— PROMPT —
Return each line of the records holding the string "icon".

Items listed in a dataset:
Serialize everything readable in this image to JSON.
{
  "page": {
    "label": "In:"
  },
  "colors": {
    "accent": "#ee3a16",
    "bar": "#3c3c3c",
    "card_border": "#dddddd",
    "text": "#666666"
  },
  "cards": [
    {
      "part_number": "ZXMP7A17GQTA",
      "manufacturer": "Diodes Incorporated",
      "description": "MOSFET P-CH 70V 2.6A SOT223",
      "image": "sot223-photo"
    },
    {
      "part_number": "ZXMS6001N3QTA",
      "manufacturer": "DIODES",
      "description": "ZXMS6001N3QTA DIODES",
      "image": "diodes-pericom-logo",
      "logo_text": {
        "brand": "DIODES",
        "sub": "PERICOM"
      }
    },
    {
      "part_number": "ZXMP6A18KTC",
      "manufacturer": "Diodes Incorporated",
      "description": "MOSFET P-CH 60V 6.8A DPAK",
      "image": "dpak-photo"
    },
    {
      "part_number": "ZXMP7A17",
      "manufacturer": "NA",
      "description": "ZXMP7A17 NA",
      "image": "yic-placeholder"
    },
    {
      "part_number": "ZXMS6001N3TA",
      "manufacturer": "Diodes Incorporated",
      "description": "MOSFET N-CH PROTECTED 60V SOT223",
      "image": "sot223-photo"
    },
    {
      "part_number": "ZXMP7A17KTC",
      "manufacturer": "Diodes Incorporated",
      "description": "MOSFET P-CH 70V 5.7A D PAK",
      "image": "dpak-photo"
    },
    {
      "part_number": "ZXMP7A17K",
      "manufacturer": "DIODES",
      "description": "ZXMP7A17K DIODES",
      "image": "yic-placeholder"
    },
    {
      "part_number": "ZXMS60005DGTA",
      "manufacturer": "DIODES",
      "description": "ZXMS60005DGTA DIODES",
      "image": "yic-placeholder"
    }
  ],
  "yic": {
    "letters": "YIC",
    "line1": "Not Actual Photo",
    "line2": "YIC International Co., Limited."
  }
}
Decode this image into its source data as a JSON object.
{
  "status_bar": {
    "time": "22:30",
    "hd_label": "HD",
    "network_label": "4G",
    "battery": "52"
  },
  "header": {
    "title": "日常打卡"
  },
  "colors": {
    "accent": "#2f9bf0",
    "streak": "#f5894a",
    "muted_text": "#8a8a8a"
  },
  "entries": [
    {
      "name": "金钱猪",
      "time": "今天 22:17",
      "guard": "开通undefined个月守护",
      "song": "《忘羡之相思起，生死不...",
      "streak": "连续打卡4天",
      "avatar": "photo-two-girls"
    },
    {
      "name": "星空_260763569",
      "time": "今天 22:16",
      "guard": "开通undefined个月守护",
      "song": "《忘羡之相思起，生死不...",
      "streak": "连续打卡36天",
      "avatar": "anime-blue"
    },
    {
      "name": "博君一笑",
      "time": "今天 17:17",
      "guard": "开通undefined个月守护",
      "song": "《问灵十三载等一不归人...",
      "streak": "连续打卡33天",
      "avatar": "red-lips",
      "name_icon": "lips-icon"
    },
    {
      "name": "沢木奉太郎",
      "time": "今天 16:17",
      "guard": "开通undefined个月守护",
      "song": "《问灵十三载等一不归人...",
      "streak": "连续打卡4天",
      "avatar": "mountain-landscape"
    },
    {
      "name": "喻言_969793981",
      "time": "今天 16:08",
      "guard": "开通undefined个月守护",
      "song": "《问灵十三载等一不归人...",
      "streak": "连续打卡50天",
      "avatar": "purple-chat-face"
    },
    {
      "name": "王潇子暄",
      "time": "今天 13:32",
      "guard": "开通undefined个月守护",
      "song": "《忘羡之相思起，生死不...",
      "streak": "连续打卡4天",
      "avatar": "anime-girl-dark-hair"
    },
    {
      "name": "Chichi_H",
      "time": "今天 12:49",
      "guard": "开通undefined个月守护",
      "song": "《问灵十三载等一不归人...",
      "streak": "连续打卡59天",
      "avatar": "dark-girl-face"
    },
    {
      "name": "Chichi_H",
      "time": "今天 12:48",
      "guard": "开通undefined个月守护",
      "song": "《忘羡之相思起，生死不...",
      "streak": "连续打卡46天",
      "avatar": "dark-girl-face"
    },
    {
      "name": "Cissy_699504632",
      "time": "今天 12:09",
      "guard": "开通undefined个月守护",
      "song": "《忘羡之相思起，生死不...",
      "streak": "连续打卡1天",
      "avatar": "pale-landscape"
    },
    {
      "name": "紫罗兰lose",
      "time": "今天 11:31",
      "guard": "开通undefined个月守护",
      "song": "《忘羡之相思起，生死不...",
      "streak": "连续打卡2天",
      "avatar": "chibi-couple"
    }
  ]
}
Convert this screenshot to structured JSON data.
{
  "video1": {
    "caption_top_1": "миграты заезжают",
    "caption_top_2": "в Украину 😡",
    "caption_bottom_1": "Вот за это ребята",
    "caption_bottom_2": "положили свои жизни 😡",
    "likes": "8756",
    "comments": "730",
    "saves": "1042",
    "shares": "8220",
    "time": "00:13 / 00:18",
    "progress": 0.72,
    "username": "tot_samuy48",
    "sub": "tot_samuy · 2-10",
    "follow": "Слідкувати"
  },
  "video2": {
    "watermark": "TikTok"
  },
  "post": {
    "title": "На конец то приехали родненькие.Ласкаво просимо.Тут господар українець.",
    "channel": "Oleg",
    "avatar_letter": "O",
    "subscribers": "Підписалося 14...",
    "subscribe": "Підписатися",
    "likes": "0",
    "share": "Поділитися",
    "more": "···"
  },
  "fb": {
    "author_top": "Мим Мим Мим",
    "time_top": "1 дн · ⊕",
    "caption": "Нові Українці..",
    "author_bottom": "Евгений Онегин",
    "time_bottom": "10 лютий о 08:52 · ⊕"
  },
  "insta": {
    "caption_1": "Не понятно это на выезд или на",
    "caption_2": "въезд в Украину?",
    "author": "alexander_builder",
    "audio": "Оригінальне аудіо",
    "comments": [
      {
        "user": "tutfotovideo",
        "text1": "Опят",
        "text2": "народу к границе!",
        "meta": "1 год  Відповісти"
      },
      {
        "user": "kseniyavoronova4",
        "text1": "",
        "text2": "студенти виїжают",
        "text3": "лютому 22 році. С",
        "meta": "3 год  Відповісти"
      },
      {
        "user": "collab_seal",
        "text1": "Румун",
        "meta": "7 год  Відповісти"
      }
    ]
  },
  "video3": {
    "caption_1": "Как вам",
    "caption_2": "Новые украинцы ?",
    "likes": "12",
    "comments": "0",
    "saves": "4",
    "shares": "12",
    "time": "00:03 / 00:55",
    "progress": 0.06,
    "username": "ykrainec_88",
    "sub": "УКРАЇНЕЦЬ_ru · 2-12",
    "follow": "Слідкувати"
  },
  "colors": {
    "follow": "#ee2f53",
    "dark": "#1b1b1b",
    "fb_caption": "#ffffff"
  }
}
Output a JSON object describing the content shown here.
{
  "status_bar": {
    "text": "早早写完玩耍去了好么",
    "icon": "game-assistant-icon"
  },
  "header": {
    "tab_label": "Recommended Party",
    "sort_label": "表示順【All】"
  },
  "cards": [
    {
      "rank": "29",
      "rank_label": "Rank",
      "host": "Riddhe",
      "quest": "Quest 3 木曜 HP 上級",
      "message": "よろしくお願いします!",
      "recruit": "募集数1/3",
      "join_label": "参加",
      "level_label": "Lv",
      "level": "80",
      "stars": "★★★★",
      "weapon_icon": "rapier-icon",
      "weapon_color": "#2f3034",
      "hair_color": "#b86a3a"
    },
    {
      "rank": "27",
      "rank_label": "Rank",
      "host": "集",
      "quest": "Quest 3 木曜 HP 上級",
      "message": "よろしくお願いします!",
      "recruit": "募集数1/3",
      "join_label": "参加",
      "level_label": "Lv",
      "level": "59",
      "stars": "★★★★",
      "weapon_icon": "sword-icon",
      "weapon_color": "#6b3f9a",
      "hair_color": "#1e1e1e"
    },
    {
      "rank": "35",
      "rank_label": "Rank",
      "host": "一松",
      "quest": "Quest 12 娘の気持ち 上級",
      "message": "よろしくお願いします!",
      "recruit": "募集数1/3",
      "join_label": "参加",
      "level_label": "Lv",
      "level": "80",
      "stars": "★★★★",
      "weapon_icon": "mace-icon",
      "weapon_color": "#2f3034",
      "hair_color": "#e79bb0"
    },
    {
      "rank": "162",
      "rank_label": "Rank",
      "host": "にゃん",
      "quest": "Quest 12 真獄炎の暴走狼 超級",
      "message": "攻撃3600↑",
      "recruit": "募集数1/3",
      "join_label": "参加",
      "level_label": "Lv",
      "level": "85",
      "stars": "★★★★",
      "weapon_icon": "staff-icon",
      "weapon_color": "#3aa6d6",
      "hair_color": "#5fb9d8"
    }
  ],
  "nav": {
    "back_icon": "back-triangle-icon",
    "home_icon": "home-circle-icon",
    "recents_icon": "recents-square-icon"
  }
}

— EXERCISE SOLUTION —
      "name_icon": "lips-icon"
    "icon": "game-assistant-icon"
      "weapon_icon": "rapier-icon",
      "weapon_icon": "sword-icon",
      "weapon_icon": "mace-icon",
      "weapon_icon": "staff-icon",
    "back_icon": "back-triangle-icon",
    "home_icon": "home-circle-icon",
    "recents_icon": "recents-square-icon"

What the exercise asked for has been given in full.